During a year abroad in North Carolina, Steffi was highly affected by experiences around racism. On one of her first days at the new high school, she sat down at a table in the cafeteria and realized that everyone was staring at her. Her volleyball team approached her thereafter and advised her not to sit at a “black table” anymore. From that day onwards, Steffi ate with her black school mates- deprecative comments and calls into the principal’s office did not change her mind. After this exchange year, she stayed with the central question: How can we reach more equality of opportunity and make this society thrive in its rich diversity?
After a few years working as a physiotherapist at the Olympic Training Center in Stuttgart and her studies of Sport Sciences, Educational Sciences and Philosophy she was responsible for the program of integration through sports at the federal sports association Baden-Württemberg. A consequence of her increasing interest in finding ways to fully tap into the social impact potential of sports itself.
She soon started questioning the structure-oriented understanding of integration - once people were integrated into sports associations they were considered successfully integrated into society. Steffi wanted to change by putting the individual in the center turning the outer to the inner. As this meant focusing more on educational work outside of the focus of the associations, Steffi was very limited in her work.
Therefore, together with colleagues, she started to develop own ideas and concepts around how sports could be used for effective integration into society. The basis for Steffi to found KICKFAIR in 2007 and to leave the environment of professional sports behind. Integrity, participation and high quality standards are most important to Steffi and therefore the values KICKFAIR wants youth to adopt need to be lived by the KICKFAIR team and partners itself: continuous reflection on decisions, structures, and power dynamics in the team, no reduction of complexity to make stories sound better and collaborative partnerships on eye-level.

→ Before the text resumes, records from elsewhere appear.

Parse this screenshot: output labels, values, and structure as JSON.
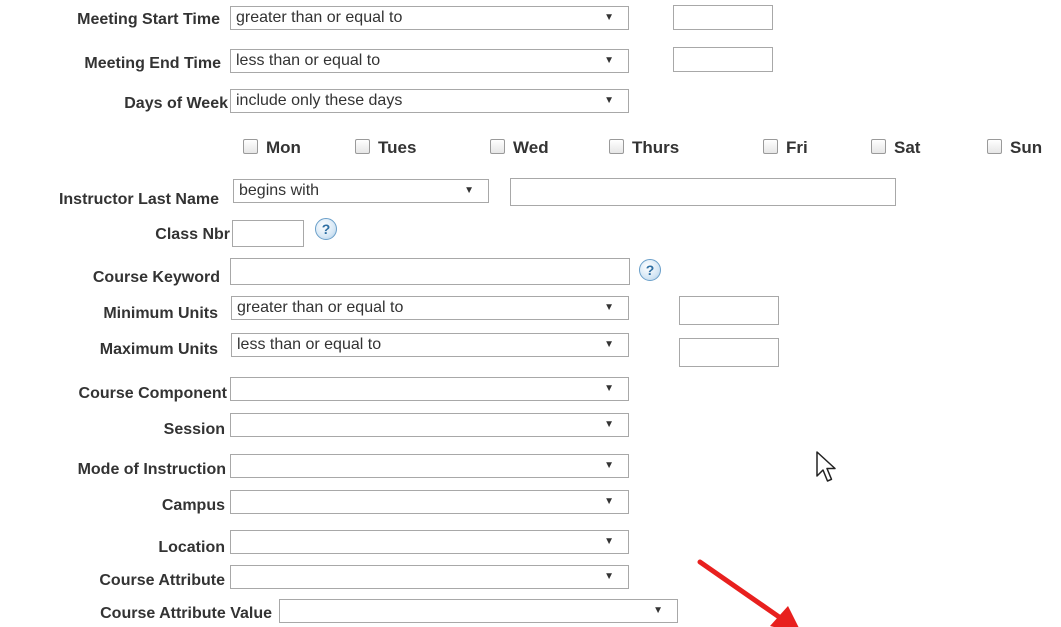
{
  "fields": {
    "meeting_start_time": {
      "label": "Meeting Start Time",
      "operator": "greater than or equal to",
      "value": ""
    },
    "meeting_end_time": {
      "label": "Meeting End Time",
      "operator": "less than or equal to",
      "value": ""
    },
    "days_of_week": {
      "label": "Days of Week",
      "operator": "include only these days",
      "days": [
        "Mon",
        "Tues",
        "Wed",
        "Thurs",
        "Fri",
        "Sat",
        "Sun"
      ]
    },
    "instructor_last_name": {
      "label": "Instructor Last Name",
      "operator": "begins with",
      "value": ""
    },
    "class_nbr": {
      "label": "Class Nbr",
      "value": ""
    },
    "course_keyword": {
      "label": "Course Keyword",
      "value": ""
    },
    "minimum_units": {
      "label": "Minimum Units",
      "operator": "greater than or equal to",
      "value": ""
    },
    "maximum_units": {
      "label": "Maximum Units",
      "operator": "less than or equal to",
      "value": ""
    },
    "course_component": {
      "label": "Course Component",
      "value": ""
    },
    "session": {
      "label": "Session",
      "value": ""
    },
    "mode_of_instruction": {
      "label": "Mode of Instruction",
      "value": ""
    },
    "campus": {
      "label": "Campus",
      "value": ""
    },
    "location": {
      "label": "Location",
      "value": ""
    },
    "course_attribute": {
      "label": "Course Attribute",
      "value": ""
    },
    "course_attribute_value": {
      "label": "Course Attribute Value",
      "value": ""
    }
  },
  "icons": {
    "help": "help-question-icon",
    "dropdown": "dropdown-arrow-icon",
    "cursor": "mouse-pointer-icon",
    "annotation": "red-arrow-icon"
  },
  "glyphs": {
    "dropdown_arrow": "▼",
    "help": "?"
  },
  "colors": {
    "label_text": "#333333",
    "border": "#a8a8a8",
    "help_icon": "#2f6fa3",
    "annotation_arrow": "#e8201e"
  }
}
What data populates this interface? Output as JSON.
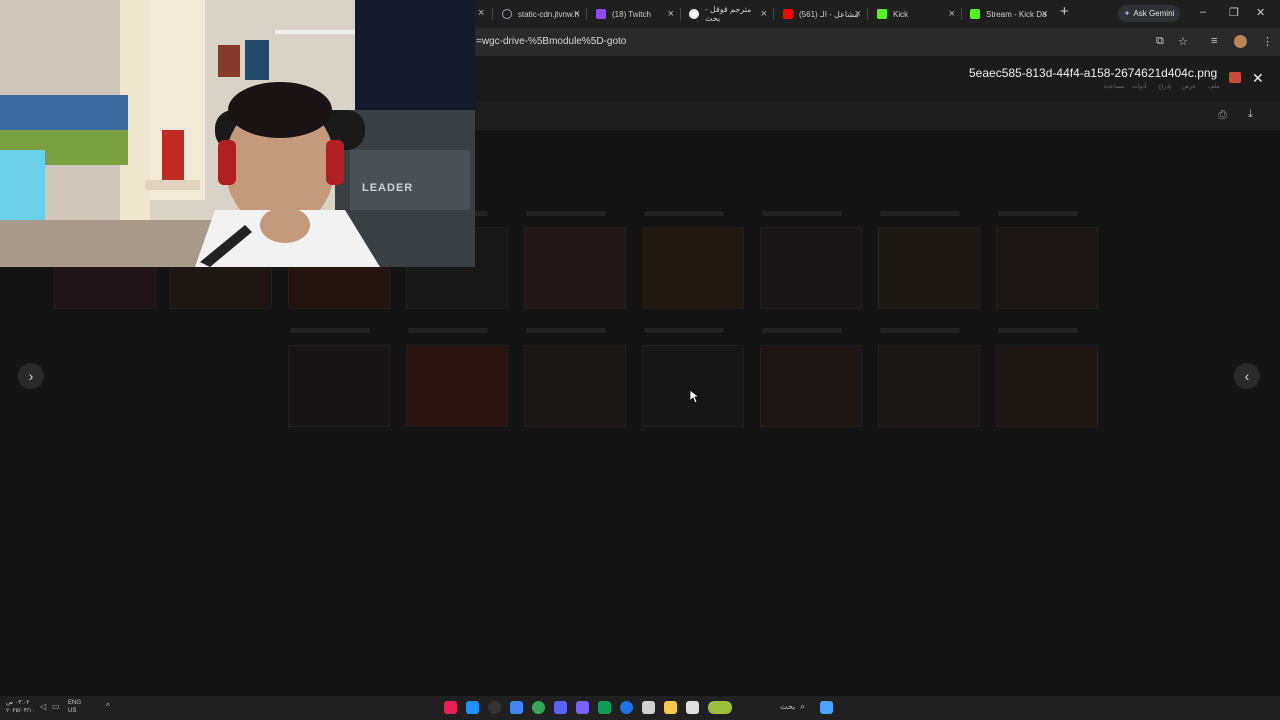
{
  "browser": {
    "tabs": [
      {
        "label": "static-cdn.jtvnw.n",
        "color": "#9aa0a6"
      },
      {
        "label": "(18) Twitch",
        "color": "#9146ff"
      },
      {
        "label": "مترجم قوقل - بحث",
        "color": "#4285f4"
      },
      {
        "label": "(561) مشاعل - الـ",
        "color": "#ff0000"
      },
      {
        "label": "Kick",
        "color": "#53fc18"
      },
      {
        "label": "Stream - Kick Da",
        "color": "#53fc18"
      }
    ],
    "new_tab": "+",
    "gemini_label": "Ask Gemini",
    "url": "=wgc-drive-%5Bmodule%5D-goto"
  },
  "viewer": {
    "filename": "5eaec585-813d-44f4-a158-2674621d404c.png",
    "menu": [
      "ملف",
      "عرض",
      "إدراج",
      "أدوات",
      "مساعدة"
    ],
    "close_glyph": "✕",
    "prev_glyph": "‹",
    "next_glyph": "›"
  },
  "taskbar": {
    "clock_time": "٠٣:٠٢ ص",
    "clock_date": "٢٠٢٥/٠٣/١٠",
    "lang_top": "ENG",
    "lang_bottom": "US",
    "search_label": "بحث",
    "icons": [
      "#ee1d52",
      "#1e90ff",
      "#333",
      "#4285f4",
      "#34a853",
      "#5865f2",
      "#7b61ff",
      "#0f9d58",
      "#d0d0d0",
      "#f2c94c",
      "#e0e0e0",
      "#9bbf3a"
    ]
  }
}
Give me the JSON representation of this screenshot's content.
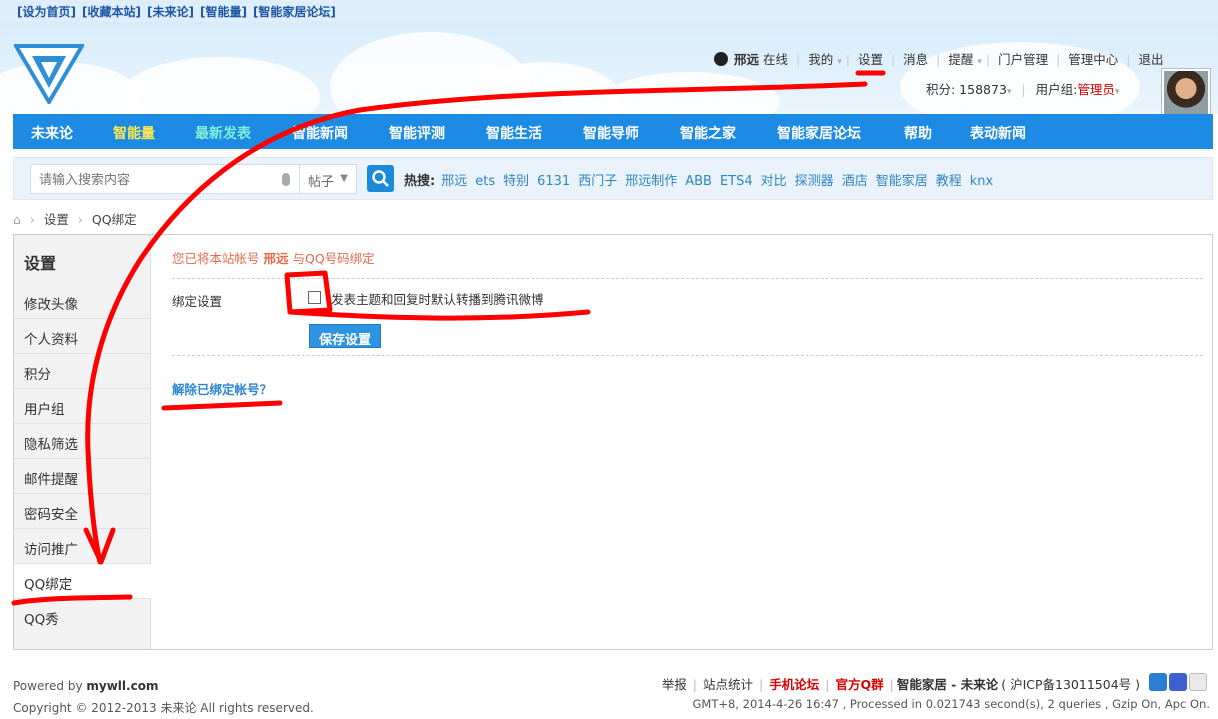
{
  "topbar": {
    "links": [
      "[设为首页]",
      "[收藏本站]",
      "[未来论]",
      "[智能量]",
      "[智能家居论坛]"
    ]
  },
  "user": {
    "name": "邢远",
    "status": "在线",
    "menu": [
      "我的",
      "设置",
      "消息",
      "提醒",
      "门户管理",
      "管理中心",
      "退出"
    ],
    "points_label": "积分: 158873",
    "group_label": "用户组:",
    "group_value": "管理员"
  },
  "nav": [
    "未来论",
    "智能量",
    "最新发表",
    "智能新闻",
    "智能评测",
    "智能生活",
    "智能导师",
    "智能之家",
    "智能家居论坛",
    "帮助",
    "表动新闻"
  ],
  "search": {
    "placeholder": "请输入搜索内容",
    "type": "帖子",
    "hot_label": "热搜:",
    "hot": [
      "邢远",
      "ets",
      "特别",
      "6131",
      "西门子",
      "邢远制作",
      "ABB",
      "ETS4",
      "对比",
      "探测器",
      "酒店",
      "智能家居",
      "教程",
      "knx"
    ]
  },
  "breadcrumb": [
    "设置",
    "QQ绑定"
  ],
  "sidebar": {
    "title": "设置",
    "items": [
      "修改头像",
      "个人资料",
      "积分",
      "用户组",
      "隐私筛选",
      "邮件提醒",
      "密码安全",
      "访问推广",
      "QQ绑定",
      "QQ秀"
    ],
    "active": "QQ绑定"
  },
  "content": {
    "notice_pre": "您已将本站帐号",
    "notice_name": "邢远",
    "notice_post": "与QQ号码绑定",
    "bind_label": "绑定设置",
    "checkbox_text": "发表主题和回复时默认转播到腾讯微博",
    "save_button": "保存设置",
    "unbind_link": "解除已绑定帐号？"
  },
  "footer": {
    "powered_pre": "Powered by",
    "powered_site": "mywll.com",
    "copyright": "Copyright © 2012-2013 未来论 All rights reserved.",
    "links": [
      "举报",
      "站点统计",
      "手机论坛",
      "官方Q群",
      "智能家居 - 未来论",
      "( 沪ICP备13011504号 )"
    ],
    "stat": "GMT+8, 2014-4-26 16:47 , Processed in 0.021743 second(s), 2 queries , Gzip On, Apc On."
  },
  "colors": {
    "nav": "#1d8ae3",
    "accent": "#2b86d3",
    "notice": "#e46a4e",
    "annotation": "#ff0000"
  }
}
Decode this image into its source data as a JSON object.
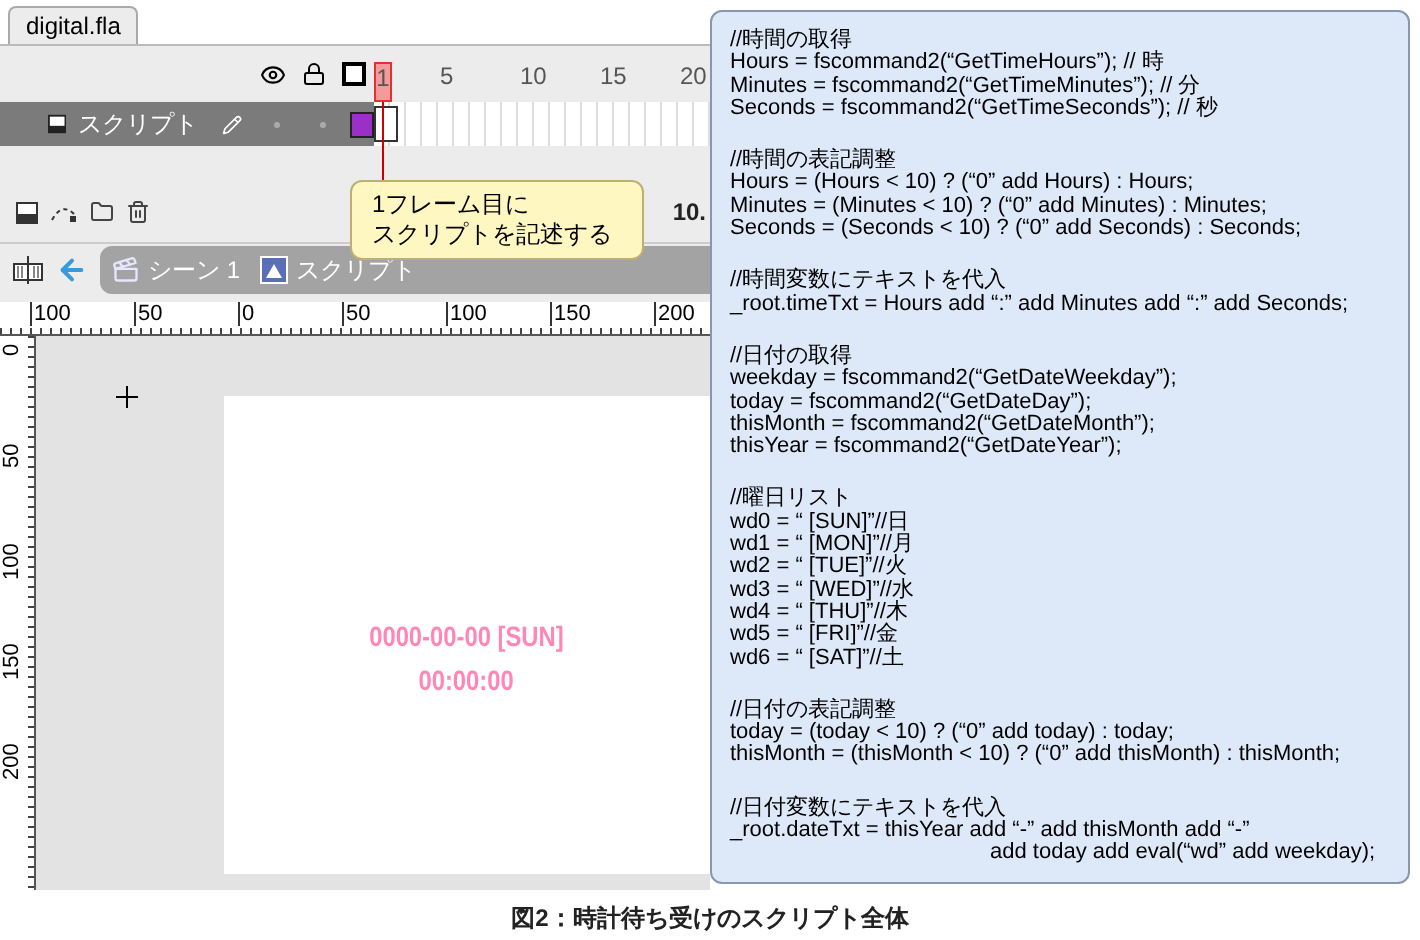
{
  "document_tab": {
    "label": "digital.fla",
    "selected": true
  },
  "timeline": {
    "frame_numbers": [
      "1",
      "5",
      "10",
      "15",
      "20"
    ],
    "layers": [
      {
        "name": "スクリプト",
        "selected": true
      }
    ],
    "callout": [
      "1フレーム目に",
      "スクリプトを記述する"
    ],
    "frame_rate": "10."
  },
  "edit_bar": {
    "breadcrumbs": [
      {
        "label": "シーン 1",
        "kind": "scene"
      },
      {
        "label": "スクリプト",
        "kind": "symbol"
      }
    ]
  },
  "rulers": {
    "horizontal": [
      "100",
      "50",
      "0",
      "50",
      "100",
      "150",
      "200"
    ],
    "vertical": [
      "0",
      "50",
      "100",
      "150",
      "200"
    ]
  },
  "stage": {
    "texts": [
      "0000-00-00 [SUN]",
      "00:00:00"
    ]
  },
  "code": {
    "blocks": [
      [
        {
          "text": "//時間の取得"
        },
        {
          "text": "Hours = fscommand2(“GetTimeHours”); // 時"
        },
        {
          "text": "Minutes = fscommand2(“GetTimeMinutes”); // 分"
        },
        {
          "text": "Seconds = fscommand2(“GetTimeSeconds”); // 秒"
        }
      ],
      [
        {
          "text": "//時間の表記調整"
        },
        {
          "text": "Hours = (Hours < 10) ? (“0” add Hours) : Hours;"
        },
        {
          "text": "Minutes = (Minutes < 10) ? (“0” add Minutes) : Minutes;"
        },
        {
          "text": "Seconds = (Seconds < 10) ? (“0” add Seconds) : Seconds;"
        }
      ],
      [
        {
          "text": "//時間変数にテキストを代入"
        },
        {
          "text": "_root.timeTxt = Hours add “:” add Minutes add “:” add Seconds;"
        }
      ],
      [
        {
          "text": "//日付の取得"
        },
        {
          "text": "weekday = fscommand2(“GetDateWeekday”);"
        },
        {
          "text": "today = fscommand2(“GetDateDay”);"
        },
        {
          "text": "thisMonth = fscommand2(“GetDateMonth”);"
        },
        {
          "text": "thisYear = fscommand2(“GetDateYear”);"
        }
      ],
      [
        {
          "text": "//曜日リスト"
        },
        {
          "text": "wd0 = “ [SUN]”//日"
        },
        {
          "text": "wd1 = “ [MON]”//月"
        },
        {
          "text": "wd2 = “ [TUE]”//火"
        },
        {
          "text": "wd3 = “ [WED]”//水"
        },
        {
          "text": "wd4 = “ [THU]”//木"
        },
        {
          "text": "wd5 = “ [FRI]”//金"
        },
        {
          "text": "wd6 = “ [SAT]”//土"
        }
      ],
      [
        {
          "text": "//日付の表記調整"
        },
        {
          "text": "today = (today < 10) ? (“0” add today) : today;"
        },
        {
          "text": "thisMonth = (thisMonth < 10) ? (“0” add thisMonth) : thisMonth;"
        }
      ],
      [
        {
          "text": "//日付変数にテキストを代入"
        },
        {
          "text": "_root.dateTxt = thisYear add “-” add thisMonth add “-”"
        },
        {
          "text": "add today add eval(“wd” add weekday);",
          "kind": "continuation"
        }
      ]
    ]
  },
  "caption": "図2：時計待ち受けのスクリプト全体"
}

Are you a Fellow? Use the Fellow Directory!

This will help you quickly discover and know how best to connect with the other Ashoka Fellows.